What goes on inside the head of a man who knows he has only 24 hours to live? Franco-Senegalese director Alain Gomis takes viewers through this final day in his new movie “Aujourd’hui” (Today).
American actor, singer and poet Saul Williams plays the lead role in the movie, which wrapped up filming at the end of June in the bustling suburb of Yembeul in Senegal’s capital Dakar.
“It’s the kind of tale that takes place in an imaginary society in which death comes looking for someone. The film starts when he opens his eyes and ends when they close,” said Gomis, director of the highly acclaimed “L’Afrance” (2001) and “Andalucia” (2008).
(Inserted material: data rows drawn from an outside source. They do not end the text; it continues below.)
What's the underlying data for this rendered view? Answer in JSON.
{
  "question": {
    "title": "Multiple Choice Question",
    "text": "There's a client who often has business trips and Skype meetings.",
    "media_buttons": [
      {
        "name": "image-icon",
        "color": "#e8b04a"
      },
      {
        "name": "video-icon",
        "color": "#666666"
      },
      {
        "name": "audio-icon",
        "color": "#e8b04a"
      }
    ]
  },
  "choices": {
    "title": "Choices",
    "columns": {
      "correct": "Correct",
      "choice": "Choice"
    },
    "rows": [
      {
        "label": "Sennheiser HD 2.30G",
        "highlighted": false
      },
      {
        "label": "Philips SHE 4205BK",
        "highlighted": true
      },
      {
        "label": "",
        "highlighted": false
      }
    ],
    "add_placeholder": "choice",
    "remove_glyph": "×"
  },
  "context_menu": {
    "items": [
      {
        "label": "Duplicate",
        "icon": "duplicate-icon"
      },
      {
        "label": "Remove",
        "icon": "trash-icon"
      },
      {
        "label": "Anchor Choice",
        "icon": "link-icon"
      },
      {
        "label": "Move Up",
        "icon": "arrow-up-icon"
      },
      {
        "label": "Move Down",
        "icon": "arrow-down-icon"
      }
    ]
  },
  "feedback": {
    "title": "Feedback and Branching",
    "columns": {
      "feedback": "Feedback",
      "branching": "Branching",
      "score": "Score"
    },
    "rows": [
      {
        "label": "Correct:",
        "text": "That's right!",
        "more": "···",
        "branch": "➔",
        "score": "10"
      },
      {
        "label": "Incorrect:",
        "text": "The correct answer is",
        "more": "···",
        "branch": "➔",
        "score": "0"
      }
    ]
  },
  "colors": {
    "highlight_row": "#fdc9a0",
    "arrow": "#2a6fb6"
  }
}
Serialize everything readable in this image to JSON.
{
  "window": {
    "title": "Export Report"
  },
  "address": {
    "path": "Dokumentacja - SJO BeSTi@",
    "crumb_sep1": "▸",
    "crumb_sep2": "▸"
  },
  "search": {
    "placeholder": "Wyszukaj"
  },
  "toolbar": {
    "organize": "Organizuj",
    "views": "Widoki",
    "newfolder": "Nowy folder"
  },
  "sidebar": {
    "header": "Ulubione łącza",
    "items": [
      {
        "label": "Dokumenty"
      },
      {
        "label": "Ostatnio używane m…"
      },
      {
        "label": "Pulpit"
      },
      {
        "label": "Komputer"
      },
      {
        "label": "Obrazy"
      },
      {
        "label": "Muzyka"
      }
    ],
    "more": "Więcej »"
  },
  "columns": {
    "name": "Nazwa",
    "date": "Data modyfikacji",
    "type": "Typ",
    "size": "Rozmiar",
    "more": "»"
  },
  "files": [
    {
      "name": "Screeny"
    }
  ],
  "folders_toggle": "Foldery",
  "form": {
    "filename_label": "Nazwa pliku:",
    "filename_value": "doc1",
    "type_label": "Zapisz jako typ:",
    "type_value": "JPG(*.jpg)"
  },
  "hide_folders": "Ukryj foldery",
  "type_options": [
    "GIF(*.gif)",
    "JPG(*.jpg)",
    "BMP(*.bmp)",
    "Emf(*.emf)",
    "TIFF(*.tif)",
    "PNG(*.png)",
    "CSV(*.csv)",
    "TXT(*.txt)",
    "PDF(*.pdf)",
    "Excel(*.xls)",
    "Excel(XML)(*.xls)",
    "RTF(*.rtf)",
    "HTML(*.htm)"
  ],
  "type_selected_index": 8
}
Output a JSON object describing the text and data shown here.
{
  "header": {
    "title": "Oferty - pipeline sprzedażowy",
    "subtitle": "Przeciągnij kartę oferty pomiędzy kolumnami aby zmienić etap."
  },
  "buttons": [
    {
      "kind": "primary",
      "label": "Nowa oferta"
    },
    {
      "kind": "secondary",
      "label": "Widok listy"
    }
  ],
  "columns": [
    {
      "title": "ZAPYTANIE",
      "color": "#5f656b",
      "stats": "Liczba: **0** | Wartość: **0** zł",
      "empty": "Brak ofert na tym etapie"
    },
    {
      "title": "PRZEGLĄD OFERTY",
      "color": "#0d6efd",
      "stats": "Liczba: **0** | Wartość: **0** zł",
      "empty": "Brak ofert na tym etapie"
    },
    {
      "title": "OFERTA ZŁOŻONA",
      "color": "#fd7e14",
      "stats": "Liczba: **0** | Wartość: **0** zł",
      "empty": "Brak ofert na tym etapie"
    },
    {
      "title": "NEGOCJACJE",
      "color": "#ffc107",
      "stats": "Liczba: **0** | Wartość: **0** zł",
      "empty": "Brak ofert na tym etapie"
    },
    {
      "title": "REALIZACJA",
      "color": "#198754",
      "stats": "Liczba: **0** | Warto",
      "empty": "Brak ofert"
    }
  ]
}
“The film is not set in Dakar, we never say where it is taking place,” says Williams who plays the role of Satche, the main character. The actor is best known for his role in the independent film “Slam” by Marc Levin in 1998.
According to Williams, Satche is a “man of great intelligence, with little ambition” who is not interested in the American dream and returns to his country after 15 years in the United States, to the unpleasant surprise of his family.
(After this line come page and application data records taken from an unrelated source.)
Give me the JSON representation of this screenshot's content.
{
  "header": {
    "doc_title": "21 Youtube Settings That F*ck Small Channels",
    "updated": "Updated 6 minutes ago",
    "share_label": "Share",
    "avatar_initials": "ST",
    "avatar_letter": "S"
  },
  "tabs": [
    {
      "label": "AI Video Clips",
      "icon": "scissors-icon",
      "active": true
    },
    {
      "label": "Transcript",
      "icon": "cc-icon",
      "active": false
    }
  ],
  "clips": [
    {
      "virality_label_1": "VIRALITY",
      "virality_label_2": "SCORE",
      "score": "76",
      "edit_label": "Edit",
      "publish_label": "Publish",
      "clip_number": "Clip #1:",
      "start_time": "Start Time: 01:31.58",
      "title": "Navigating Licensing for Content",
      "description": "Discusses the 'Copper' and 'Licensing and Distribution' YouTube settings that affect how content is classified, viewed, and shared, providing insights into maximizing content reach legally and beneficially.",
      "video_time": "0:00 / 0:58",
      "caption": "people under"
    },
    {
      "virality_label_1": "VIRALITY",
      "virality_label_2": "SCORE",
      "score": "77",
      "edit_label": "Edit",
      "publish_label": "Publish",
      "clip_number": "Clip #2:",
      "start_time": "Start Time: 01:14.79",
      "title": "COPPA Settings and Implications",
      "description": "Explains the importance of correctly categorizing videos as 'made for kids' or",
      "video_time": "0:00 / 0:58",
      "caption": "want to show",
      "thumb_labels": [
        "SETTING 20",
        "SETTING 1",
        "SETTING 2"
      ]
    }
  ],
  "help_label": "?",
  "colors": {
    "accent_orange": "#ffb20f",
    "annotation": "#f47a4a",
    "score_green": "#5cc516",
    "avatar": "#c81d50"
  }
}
Though known as a master of words, Williams has little dialogue in his role as Satche.
“That was important because my French and my Wolof are bad,” he says in heavily-accented French.
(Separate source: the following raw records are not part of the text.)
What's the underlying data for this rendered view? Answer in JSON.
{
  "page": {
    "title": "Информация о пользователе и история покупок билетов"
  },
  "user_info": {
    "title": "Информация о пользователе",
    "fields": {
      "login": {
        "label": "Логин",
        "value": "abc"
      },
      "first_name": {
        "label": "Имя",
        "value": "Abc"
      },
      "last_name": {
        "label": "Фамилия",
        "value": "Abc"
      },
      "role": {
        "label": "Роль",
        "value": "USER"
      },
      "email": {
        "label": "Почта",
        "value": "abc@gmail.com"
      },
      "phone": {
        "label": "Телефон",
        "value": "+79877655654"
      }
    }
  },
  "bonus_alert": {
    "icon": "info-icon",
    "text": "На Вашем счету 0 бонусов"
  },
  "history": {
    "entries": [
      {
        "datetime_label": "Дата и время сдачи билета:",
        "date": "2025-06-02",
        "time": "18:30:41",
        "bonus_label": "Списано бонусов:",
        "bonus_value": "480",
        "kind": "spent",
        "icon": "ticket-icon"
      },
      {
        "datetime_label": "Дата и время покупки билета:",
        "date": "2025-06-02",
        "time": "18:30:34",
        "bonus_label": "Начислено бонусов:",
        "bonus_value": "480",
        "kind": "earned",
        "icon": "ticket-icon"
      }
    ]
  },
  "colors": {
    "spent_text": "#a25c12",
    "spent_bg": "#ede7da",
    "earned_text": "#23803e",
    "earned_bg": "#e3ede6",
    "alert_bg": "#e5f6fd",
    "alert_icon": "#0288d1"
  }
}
“Much of the story is told through the eyes of Satche. And I thought it was a beautiful story,” he says, saying he was taken from the first reading of the script, which he pored over with the aid of a dictionary.
Thanks to this film, Williams has been able to live what he calls the African-American dream in Senegal.
“The American dream is success, money. The African-American dream is to make a connection between that which was lost and that which exists now,” he explains.
In one scene being filmed, Satche arrives home and passes through the door of his modest house into a sandy courtyard where dirty laundry lies waiting alongside bowls of soapy water.
He leans against a tree as the heat bears down, barely acknowledging his wife Rama, played by Anisia Uzeyman, a French actress of Rwandan descent.
His face lights up as his daughter runs towards him, into his arms, and rests her head on his shoulder.
“Cut,” shouts the director Gomis.
“‘Aujourd’hui’ is not a sad movie,” he tells AFP of his third feature film which moves from the populous district to residential areas, bustling markets and a stylish office with views of the city.
“To me it is a joyful movie,” which tries to make the theoretical concept of someone’s last hours a tactile, perceptible experience, says Gomis, who hopes to present the film in January.
Oumar Sall from the Senegalese company Cinekap which co-produced the film, financed mostly by French funds, strongly believes that “Aujourd’hui” will mark his country’s winning return to prestigious film festivals.
With a “super screenplay”, top names such as Saul Williams, Aissa Maiga (France-Senegal), Djolof Mbengue (France-Senegal), Doss Thierno Ndiaye (Senegal) and Gomis’ record of achievements, Sall expects exceptional results.
Gomis, he says, “is really the future of Senegalese and African cinema.”